Se ha denunciado esta presentación.
Utilizamos tu perfil de LinkedIn y tus datos de actividad para personalizar los anuncios y mostrarte publicidad más relevante. Puedes cambiar tus preferencias de publicidad en cualquier momento.
Improving productivity in Kenyan
Smallholder Dairy systems through selective,
intensive education and supported adoption
J...
Próxima SlideShare
Cargando en…5
×

Improving productivity in Kenyan smallholder dairy systems through selective, intensive education and supported adoption

239 visualizaciones

Publicado el

Poster prepared by John Goopy and Jesse Gakige for the Tropentag 2016 Conference on Solidarity in a Competing World—Fair Use of Resources, Vienna, Austria, 19–21 September 2016

Publicado en: Ciencias
  • Sé el primero en comentar

  • Sé el primero en recomendar esto

Improving productivity in Kenyan smallholder dairy systems through selective, intensive education and supported adoption

  1. 1. Improving productivity in Kenyan Smallholder Dairy systems through selective, intensive education and supported adoption JP Goopy1, JK Gakige1 1 The Mazingira Centre, International Livestock Research Institute, Nairobi Introduction • Improving productivity of smallholder dairy has the potential to improve milk supply and quality and rural incomes. • Average milk yield is 1.8-3. 0 l/d in W. Kenya. • Low milk yield is often attributed to poor genetics, BUT we discovered that frequently production is constrained by a lack of knowledge, regarding husbandry and feeding. • Currently existing training, but is short-term, narrow and untargeted in terms of recipients.
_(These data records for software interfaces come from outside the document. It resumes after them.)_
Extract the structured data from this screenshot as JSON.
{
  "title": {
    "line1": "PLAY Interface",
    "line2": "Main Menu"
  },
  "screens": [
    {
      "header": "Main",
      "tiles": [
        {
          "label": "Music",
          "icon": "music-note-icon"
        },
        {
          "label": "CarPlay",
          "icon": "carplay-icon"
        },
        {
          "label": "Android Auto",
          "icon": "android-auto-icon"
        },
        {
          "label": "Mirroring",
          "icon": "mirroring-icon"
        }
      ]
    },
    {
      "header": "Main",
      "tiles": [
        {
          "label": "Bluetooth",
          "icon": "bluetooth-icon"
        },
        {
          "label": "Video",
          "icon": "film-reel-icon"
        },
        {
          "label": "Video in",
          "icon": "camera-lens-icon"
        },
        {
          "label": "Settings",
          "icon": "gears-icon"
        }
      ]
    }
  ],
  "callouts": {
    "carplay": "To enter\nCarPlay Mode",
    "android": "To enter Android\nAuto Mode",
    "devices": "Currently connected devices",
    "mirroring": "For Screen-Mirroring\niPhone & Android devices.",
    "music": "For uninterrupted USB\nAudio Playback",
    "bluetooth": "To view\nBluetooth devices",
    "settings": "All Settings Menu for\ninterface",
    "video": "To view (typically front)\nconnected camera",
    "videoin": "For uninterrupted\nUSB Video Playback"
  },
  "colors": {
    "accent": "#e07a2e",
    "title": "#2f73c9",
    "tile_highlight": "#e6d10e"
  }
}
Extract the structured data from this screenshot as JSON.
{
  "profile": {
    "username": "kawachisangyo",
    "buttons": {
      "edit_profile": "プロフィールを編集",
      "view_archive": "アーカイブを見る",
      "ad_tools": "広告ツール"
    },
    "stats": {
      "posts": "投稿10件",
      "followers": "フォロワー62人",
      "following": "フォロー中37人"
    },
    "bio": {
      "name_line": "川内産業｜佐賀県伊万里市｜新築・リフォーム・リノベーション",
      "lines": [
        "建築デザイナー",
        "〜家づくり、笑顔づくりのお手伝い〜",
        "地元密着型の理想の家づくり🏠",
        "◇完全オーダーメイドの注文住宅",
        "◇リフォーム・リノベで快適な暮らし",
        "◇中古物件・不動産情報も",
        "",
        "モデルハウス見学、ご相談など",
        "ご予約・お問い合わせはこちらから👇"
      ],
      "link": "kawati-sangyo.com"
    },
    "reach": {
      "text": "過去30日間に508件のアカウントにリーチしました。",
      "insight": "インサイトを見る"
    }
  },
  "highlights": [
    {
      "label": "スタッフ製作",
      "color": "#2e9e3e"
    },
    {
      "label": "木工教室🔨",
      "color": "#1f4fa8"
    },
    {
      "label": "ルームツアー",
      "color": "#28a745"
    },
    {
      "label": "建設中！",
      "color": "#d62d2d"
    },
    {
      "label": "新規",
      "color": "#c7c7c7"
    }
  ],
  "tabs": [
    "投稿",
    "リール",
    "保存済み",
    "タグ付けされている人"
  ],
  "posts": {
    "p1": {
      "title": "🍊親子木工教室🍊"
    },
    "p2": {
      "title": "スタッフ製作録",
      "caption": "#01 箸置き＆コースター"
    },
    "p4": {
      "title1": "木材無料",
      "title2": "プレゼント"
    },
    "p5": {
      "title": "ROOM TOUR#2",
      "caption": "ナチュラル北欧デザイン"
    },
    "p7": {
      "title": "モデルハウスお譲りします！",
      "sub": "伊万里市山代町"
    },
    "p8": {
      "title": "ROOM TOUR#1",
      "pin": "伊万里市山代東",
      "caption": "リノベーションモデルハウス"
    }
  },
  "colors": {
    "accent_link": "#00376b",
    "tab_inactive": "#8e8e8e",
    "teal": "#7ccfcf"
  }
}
Methods • Target early adopters. • Identifying innovators in a number of communities in Western Kenya. • Provide an 1mth intensive course covering: • husbandry, • animal nutrition, • forage/crop agronomy • dairy technology • business analysis skills. • Farmers will be supported to implement knowledge and technology in his/her community. • Beneficiaries of training will serve as a focal point and source of knowledge in their communities. Pictures Conclusion • Targeted selection of course participants results in high rates of adoption and dissemination. • In-depth training improves comprehension and allows individuals to select interventions that best apply to their situation. • Uptake and persistence of adoption will be improved by providing ongoing logistical support. Partners logoJohn Goopy .j.goopy@cgiar.org The Mazingira Centre ● ILRI, Nairobi Kenya ● ilri.org This project was funded by GIZ This document is licensed for use under the Creative Commons Attribution 4.0 International Licence. Date Year. June 2012 (First) Results • 83 farmers trained (2 schools); follow-up concluded on 1st School (33 farmers). (Table 1) Table1: Practice adoption and training given by course attendees Demonstrating the use of scythes for mowing hay to farmers Small –scale silage making demonstration Technology/ Practice Trainee Adoption Farmers trained by trainees Forage Preservation (Hay making/Silage production) 17 152 Forage/ Fodder Cultivation 21 124 Improved feeding/ Milk yield 10 197 Improved Husbandry 9 75 Improved milk Handling 2 26 Manure handling/ Compost Production 3 0 Farmers using a manual hay baler Tropentag, Wien, Austria. Sept. 18- 21, 2016

×